*Poetry being, of course, an everyday thing for some of us.

Thursday, August 28, 2014

Grateful: Deathbed Conversions won 3rd place in the ACP's Excellence in Publishing Awards

I tweeted and Facebooked this but I know that not everyone tweets or FBs, so I wanted to share the lovely news here, too.

The Association of Catholic Publishers (ACP) announced on Monday that Deathbed Conversions won third place in the biography category of the Excellence in Publishing Awards. I'm thrilled and humbled. Thanks so much to the ACP for the honor. (Of course, the honor and praise really go to God: He worked the conversions ... I simply had the fun of writing about them.)

The press release from the ACP is here.

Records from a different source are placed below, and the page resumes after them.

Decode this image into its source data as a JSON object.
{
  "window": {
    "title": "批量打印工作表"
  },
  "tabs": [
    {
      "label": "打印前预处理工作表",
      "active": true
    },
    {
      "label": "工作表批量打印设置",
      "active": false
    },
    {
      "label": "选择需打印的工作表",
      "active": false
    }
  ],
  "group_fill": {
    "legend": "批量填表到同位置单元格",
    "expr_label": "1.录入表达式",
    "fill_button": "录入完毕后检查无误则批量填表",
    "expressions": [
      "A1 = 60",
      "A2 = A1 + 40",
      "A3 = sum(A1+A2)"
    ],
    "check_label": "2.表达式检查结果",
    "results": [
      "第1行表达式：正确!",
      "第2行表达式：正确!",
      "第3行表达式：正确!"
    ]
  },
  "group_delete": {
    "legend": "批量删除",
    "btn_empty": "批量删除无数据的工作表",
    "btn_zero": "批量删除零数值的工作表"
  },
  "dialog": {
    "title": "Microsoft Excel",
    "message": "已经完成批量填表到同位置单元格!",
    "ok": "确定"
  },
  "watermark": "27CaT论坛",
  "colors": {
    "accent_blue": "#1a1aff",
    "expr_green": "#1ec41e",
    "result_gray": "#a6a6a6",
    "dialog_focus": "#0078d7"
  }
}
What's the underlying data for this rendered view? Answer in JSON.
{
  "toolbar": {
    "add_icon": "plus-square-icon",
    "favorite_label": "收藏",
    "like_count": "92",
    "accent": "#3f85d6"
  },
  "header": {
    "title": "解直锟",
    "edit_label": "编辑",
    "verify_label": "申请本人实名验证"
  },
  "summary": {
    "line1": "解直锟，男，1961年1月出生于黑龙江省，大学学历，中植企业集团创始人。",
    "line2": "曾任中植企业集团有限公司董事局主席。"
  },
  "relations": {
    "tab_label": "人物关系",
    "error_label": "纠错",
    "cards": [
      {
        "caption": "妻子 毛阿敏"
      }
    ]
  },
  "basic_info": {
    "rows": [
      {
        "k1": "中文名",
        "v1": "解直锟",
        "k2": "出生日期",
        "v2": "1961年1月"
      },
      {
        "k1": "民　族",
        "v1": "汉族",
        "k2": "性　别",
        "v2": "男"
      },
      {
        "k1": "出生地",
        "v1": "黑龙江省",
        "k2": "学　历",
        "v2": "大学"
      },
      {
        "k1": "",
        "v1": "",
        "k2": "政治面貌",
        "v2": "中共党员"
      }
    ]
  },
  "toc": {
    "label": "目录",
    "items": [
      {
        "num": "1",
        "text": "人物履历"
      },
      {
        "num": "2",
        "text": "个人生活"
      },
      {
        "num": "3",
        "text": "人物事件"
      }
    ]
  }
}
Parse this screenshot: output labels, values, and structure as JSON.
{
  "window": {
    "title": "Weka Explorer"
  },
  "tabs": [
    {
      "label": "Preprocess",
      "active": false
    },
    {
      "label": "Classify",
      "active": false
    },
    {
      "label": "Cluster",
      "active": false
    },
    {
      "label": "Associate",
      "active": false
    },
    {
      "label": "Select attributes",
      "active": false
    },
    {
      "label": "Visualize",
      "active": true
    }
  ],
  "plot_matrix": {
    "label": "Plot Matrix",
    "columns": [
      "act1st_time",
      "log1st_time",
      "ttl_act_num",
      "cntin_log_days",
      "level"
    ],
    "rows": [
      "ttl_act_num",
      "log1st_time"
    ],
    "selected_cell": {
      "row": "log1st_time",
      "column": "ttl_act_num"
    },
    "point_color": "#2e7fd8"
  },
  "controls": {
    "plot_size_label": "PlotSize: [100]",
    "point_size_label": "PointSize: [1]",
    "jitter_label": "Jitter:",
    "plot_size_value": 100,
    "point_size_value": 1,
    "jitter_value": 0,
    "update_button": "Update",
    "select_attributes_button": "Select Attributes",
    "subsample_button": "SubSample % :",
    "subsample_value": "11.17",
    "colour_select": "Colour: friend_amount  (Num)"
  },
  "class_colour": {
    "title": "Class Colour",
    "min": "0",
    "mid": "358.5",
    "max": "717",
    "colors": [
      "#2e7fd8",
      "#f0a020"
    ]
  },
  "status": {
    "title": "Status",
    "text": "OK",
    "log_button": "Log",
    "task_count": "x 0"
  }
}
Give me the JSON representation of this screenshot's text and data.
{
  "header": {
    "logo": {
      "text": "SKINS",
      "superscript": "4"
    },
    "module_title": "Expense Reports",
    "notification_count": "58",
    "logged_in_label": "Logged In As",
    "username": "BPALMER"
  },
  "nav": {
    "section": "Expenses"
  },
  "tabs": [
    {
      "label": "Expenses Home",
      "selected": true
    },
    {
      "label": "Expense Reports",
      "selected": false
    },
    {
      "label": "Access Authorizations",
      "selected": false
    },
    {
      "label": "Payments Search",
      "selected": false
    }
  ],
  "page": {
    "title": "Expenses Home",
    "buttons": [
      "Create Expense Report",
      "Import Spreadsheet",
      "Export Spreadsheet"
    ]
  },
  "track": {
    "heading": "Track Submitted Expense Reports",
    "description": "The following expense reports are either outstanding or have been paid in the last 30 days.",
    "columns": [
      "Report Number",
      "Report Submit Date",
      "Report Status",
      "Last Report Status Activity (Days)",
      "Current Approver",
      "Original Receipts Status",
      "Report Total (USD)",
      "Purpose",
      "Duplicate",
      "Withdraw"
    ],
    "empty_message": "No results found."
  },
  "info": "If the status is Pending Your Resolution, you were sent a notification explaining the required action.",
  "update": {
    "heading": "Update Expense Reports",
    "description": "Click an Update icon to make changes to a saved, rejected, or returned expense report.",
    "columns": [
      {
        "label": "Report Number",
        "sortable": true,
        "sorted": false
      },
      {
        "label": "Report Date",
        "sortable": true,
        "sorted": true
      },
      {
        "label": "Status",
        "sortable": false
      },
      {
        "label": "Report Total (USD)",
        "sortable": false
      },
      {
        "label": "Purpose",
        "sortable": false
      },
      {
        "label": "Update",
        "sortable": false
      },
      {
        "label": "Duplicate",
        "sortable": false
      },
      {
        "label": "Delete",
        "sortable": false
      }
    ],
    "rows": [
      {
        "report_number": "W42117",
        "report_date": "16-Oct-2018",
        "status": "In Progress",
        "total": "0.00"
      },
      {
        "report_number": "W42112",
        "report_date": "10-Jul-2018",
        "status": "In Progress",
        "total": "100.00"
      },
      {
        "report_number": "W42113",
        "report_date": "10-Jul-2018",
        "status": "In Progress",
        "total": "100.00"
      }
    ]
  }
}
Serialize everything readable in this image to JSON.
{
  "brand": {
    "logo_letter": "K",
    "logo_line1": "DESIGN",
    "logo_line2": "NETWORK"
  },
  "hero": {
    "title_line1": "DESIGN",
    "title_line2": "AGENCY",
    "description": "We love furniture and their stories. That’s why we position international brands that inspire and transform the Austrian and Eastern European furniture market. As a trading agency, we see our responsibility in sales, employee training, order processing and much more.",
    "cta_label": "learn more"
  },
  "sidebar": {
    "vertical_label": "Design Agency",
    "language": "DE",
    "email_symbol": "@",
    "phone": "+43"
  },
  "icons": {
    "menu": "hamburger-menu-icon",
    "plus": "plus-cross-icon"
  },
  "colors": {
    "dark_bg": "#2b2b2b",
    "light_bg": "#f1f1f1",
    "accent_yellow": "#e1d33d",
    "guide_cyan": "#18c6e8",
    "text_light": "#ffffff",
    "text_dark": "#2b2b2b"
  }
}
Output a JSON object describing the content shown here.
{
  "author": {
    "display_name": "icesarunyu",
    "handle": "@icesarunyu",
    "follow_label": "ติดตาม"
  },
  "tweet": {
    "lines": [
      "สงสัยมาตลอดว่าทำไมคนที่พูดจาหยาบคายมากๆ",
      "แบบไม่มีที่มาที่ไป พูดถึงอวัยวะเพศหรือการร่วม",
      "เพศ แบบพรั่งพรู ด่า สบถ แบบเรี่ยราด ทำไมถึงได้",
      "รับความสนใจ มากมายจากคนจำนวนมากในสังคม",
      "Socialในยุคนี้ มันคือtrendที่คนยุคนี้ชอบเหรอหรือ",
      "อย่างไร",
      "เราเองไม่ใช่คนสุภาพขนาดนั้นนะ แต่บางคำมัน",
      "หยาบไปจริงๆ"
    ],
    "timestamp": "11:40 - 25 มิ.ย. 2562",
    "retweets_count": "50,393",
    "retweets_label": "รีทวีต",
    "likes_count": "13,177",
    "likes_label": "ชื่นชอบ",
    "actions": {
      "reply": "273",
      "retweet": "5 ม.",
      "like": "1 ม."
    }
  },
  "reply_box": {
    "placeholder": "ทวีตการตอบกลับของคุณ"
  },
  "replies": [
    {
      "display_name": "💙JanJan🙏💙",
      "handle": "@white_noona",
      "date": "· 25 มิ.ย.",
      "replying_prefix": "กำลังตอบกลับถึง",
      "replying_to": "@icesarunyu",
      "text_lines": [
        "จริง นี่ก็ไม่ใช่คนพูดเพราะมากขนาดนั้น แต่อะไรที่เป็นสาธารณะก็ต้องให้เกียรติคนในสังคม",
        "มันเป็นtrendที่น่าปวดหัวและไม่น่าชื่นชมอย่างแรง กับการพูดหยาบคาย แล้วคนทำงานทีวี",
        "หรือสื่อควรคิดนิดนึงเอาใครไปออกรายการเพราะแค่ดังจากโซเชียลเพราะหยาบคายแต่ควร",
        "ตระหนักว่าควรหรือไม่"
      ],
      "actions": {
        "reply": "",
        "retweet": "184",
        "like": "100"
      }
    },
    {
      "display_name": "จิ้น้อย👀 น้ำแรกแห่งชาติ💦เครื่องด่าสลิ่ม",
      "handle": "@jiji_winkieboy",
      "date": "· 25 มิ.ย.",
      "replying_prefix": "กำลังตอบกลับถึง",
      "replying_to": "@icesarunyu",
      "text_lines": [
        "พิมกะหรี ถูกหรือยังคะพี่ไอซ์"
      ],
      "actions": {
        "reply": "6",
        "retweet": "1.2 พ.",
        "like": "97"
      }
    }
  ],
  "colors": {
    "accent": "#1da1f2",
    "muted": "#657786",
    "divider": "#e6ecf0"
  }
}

Thank you, again, to the ACP, and thank you so very much to all of my readers.